There has been a decline of 22% in maternal mortality ratio, from 167 per 100,000 live births in 2013 to 130 in 2016; is the improvement satisfactory?
Of course, it is a great achievement for a country like India. What is more impressive is the rate of decline, which makes us believe that India will meet the target it has set for 2030 (bringing it under 100 per 100,000 live births) under the sustainable development goals.
What do you think worked for India?
Saving a woman’s life depends on the family, community and healthcare facility; and India has managed to make steady progress in these three areas.
The significant decline in maternal deaths is proof that people’s mind-set is beginning to change; more pregnant women are now visiting a hospital and most families are now not okay about a woman delivering at home.
The quality of care has improved and in remote areas we have adequately trained auxiliary nurse midwives and mid-wives, which is a big factor.
Also, providing transportation facility to the hospital and back is a big plus.
Do you think reduction in early marriages and adolescent pregnancies has played a role?
It’s true that pregnancy during adolescence is riskier but the largest number of pregnant women in India is still between the age group of 22 and 45. We have to focus on adolescences and beyond. We must understand that a pregnant woman can develop complications any time, and in most cases we cannot predict it so there has to be a sustained effort.
What are the challenges ahead?
I have a lot of confidence in India’s data collection system; it’s a huge cohort to be able to follow and India has managed quite well. Last mile is always a challenge; while nearly 80% women now deliver in a hospital, there still is about 20% left.

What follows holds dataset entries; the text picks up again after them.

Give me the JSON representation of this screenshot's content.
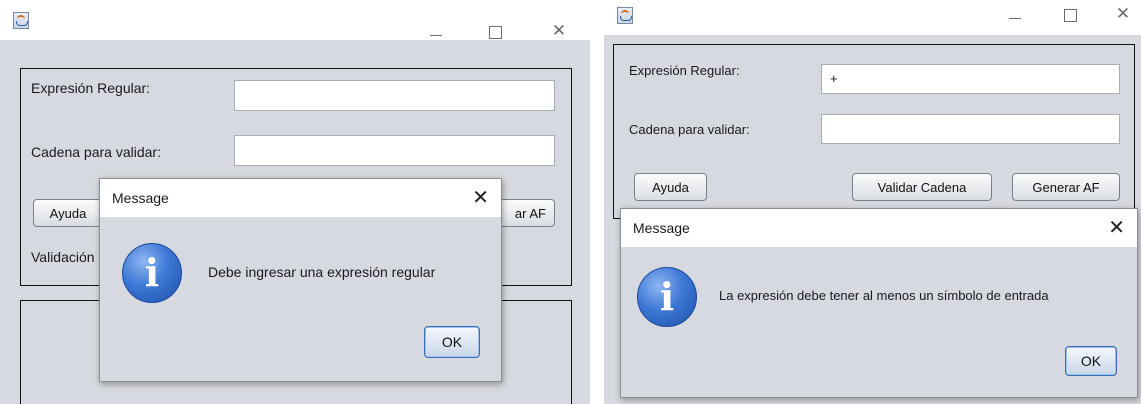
{
  "left_window": {
    "title": "",
    "labels": {
      "regex": "Expresión Regular:",
      "string": "Cadena para validar:",
      "validation": "Validación"
    },
    "inputs": {
      "regex_value": "",
      "string_value": ""
    },
    "buttons": {
      "help": "Ayuda",
      "generate_partial": "ar AF"
    },
    "dialog": {
      "title": "Message",
      "message": "Debe ingresar una expresión regular",
      "ok": "OK"
    }
  },
  "right_window": {
    "title": "",
    "labels": {
      "regex": "Expresión Regular:",
      "string": "Cadena para validar:"
    },
    "inputs": {
      "regex_value": "+",
      "string_value": ""
    },
    "buttons": {
      "help": "Ayuda",
      "validate": "Validar Cadena",
      "generate": "Generar AF"
    },
    "dialog": {
      "title": "Message",
      "message": "La expresión debe tener al menos un símbolo de entrada",
      "ok": "OK"
    }
  },
  "icons": {
    "app": "java-app-icon",
    "minimize": "minimize-icon",
    "maximize": "maximize-icon",
    "close": "close-icon",
    "info": "information-icon"
  }
}
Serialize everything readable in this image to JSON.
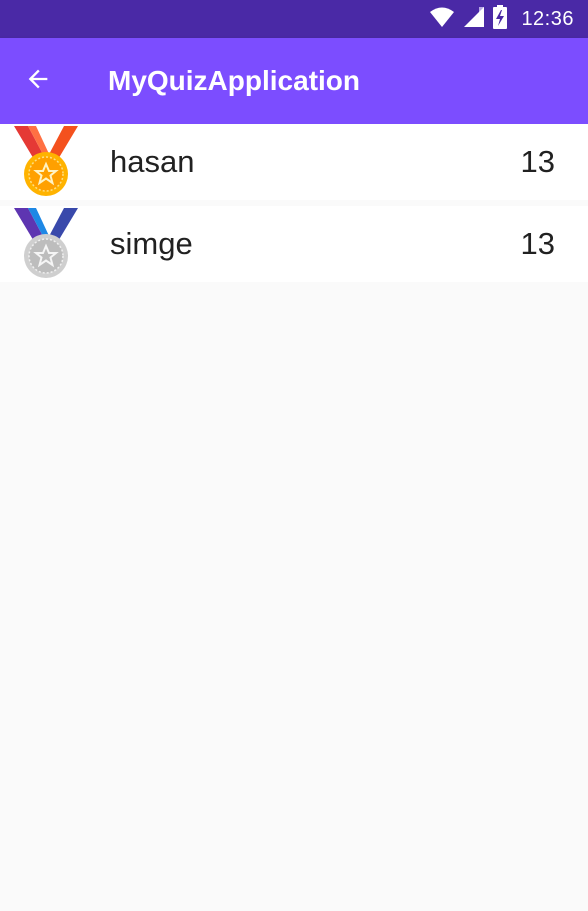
{
  "status_bar": {
    "time": "12:36",
    "icons": [
      "wifi-icon",
      "cell-signal-icon",
      "battery-charging-icon"
    ]
  },
  "app_bar": {
    "title": "MyQuizApplication",
    "back_icon": "arrow-back-icon",
    "background_color": "#7c4dff",
    "status_color": "#4a29a6"
  },
  "leaderboard": {
    "entries": [
      {
        "name": "hasan",
        "score": "13",
        "medal": "gold-medal-icon"
      },
      {
        "name": "simge",
        "score": "13",
        "medal": "silver-medal-icon"
      }
    ]
  }
}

There are good examples of states like Kerala, Maharashtra and Tamil Nadu and we must see what they did right and follow their practices.